- Government – Bankers claim that their lives have been made difficult by increased regulation and low or negative interest rates. This is undoubtedly true. However, a critic would say that many parts of the industry have failed to adapt to the new regulatory environment, to the new political environment with regard to risk taking and to the challenges of disruptive technology. Retail banking appears to be doing this but investment banking has not done enough to reduce expensive fixed cost bases and run-down legacy business. Areas like market-making have been transformed by both regulation and technology and increasingly banks are being crowded out of the intermediation business in trading markets. Corporate activity is subdued, especially in Europe, so fee income is not what it used to be and regulators are more watchful of creative financing to support M&A activity for example. Equally, there could be more government aid to help the sector clean up balance sheets – it is just that someone somewhere has to take a hit on assets whose intrinsic value is far less than par (there have been some examples of secured Italian bank assets being sold at extremely deep discounts to book value). More of this needs to happen, there is plenty of risk capital that would buy discounted cash-flows on troubled assets, but it probably needs more government help. Otherwise we face many more years of concerns about capital ratios and zombie business models. It is not the case for the whole of the banking sector, but the systemic nature of banking, the relationship between banks and sovereigns and banks and corporates, means that it does not need to be the whole sector to cause significant concerns for financial market stability. It would be really radical if the ECB increased its buying of structured assets to facilitate the process but again, there has to be an incentive for banks to accept a huge haircut to book value in that securitisation process.
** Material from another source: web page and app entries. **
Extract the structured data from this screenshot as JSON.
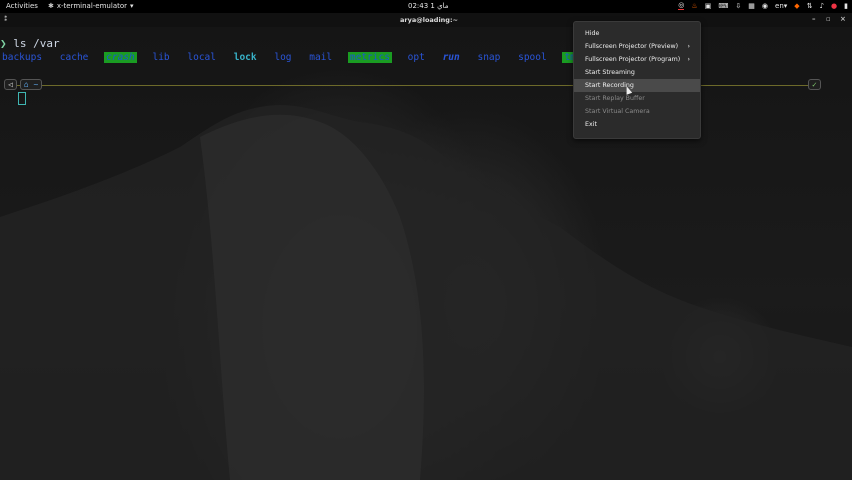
{
  "topbar": {
    "activities": "Activities",
    "app_name": "x-terminal-emulator",
    "app_chevron": "▾",
    "clock": "02:43  1 ماي",
    "lang": "en",
    "tray_icons": [
      "obs-icon",
      "flame-icon",
      "square-icon",
      "keyboard-icon",
      "download-icon",
      "grid-icon",
      "ubuntu-icon",
      "brave-icon",
      "network-icon",
      "speaker-icon",
      "mic-icon",
      "battery-icon"
    ]
  },
  "window": {
    "title": "arya@loading:~",
    "close_glyph": "×",
    "max_glyph": "▫",
    "min_glyph": "–"
  },
  "terminal": {
    "prompt_arrow": "❯",
    "command": "ls /var",
    "listing": [
      "backups",
      "cache",
      "crash",
      "lib",
      "local",
      "lock",
      "log",
      "mail",
      "metrics",
      "opt",
      "run",
      "snap",
      "spool",
      "tmp"
    ],
    "prompt_seg1": "◁",
    "prompt_dir": "~",
    "prompt_home_icon": "⌂",
    "status_check": "✓"
  },
  "tray_menu": {
    "items": [
      {
        "label": "Hide",
        "submenu": false,
        "state": "normal"
      },
      {
        "label": "Fullscreen Projector (Preview)",
        "submenu": true,
        "state": "normal"
      },
      {
        "label": "Fullscreen Projector (Program)",
        "submenu": true,
        "state": "normal"
      },
      {
        "label": "Start Streaming",
        "submenu": false,
        "state": "normal"
      },
      {
        "label": "Start Recording",
        "submenu": false,
        "state": "hover"
      },
      {
        "label": "Start Replay Buffer",
        "submenu": false,
        "state": "disabled"
      },
      {
        "label": "Start Virtual Camera",
        "submenu": false,
        "state": "disabled"
      },
      {
        "label": "Exit",
        "submenu": false,
        "state": "normal"
      }
    ],
    "submenu_glyph": "›"
  },
  "colors": {
    "accent_green": "#1a9c22",
    "dir_blue": "#2a55d8",
    "menu_bg": "#2b2b2b",
    "menu_hover": "#4a4a4a"
  }
}
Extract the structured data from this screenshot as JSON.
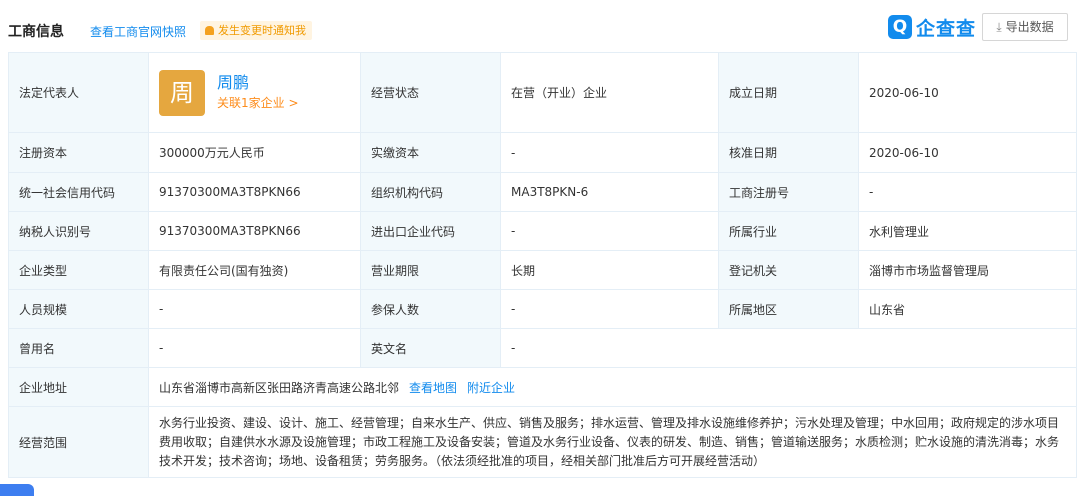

- Portfolios – I began this week with a comment that global bond returns had flattened out. I don’t see this changing. Indeed, the risk is to the downside. September has been a mixed month. High grade government and corporate bonds are flat to lower, as are high yield sectors, while inflation linked have outperformed. This may be a canary signal – markets starting to be more convinced that the inflation cycle is turning. Our conclusion is to be more cautious overall in fixed income, limiting duration exposure because of the risk of higher yields, reducing the beta in high quality credit names where spreads are compressed between AAA and BBB buckets, but with some remaining exposure to high yield and emerging markets where there is still scope for spreads to move lower. However, this is more about momentum and technical at this stage and this a view that has limited conviction. We are in a well advanced business cycle and rates have been extremely benign for some time. Credit fundamentals are not likely to get that much better unless we see a very rapid increase in top line growth and, even then, we would be concerned about a re-leveraging process. Perhaps we are back to the favoured bar-bell strategy- short duration in lower rated high yield bonds combined with a flight to quality risk hedge in long dated Treasuries.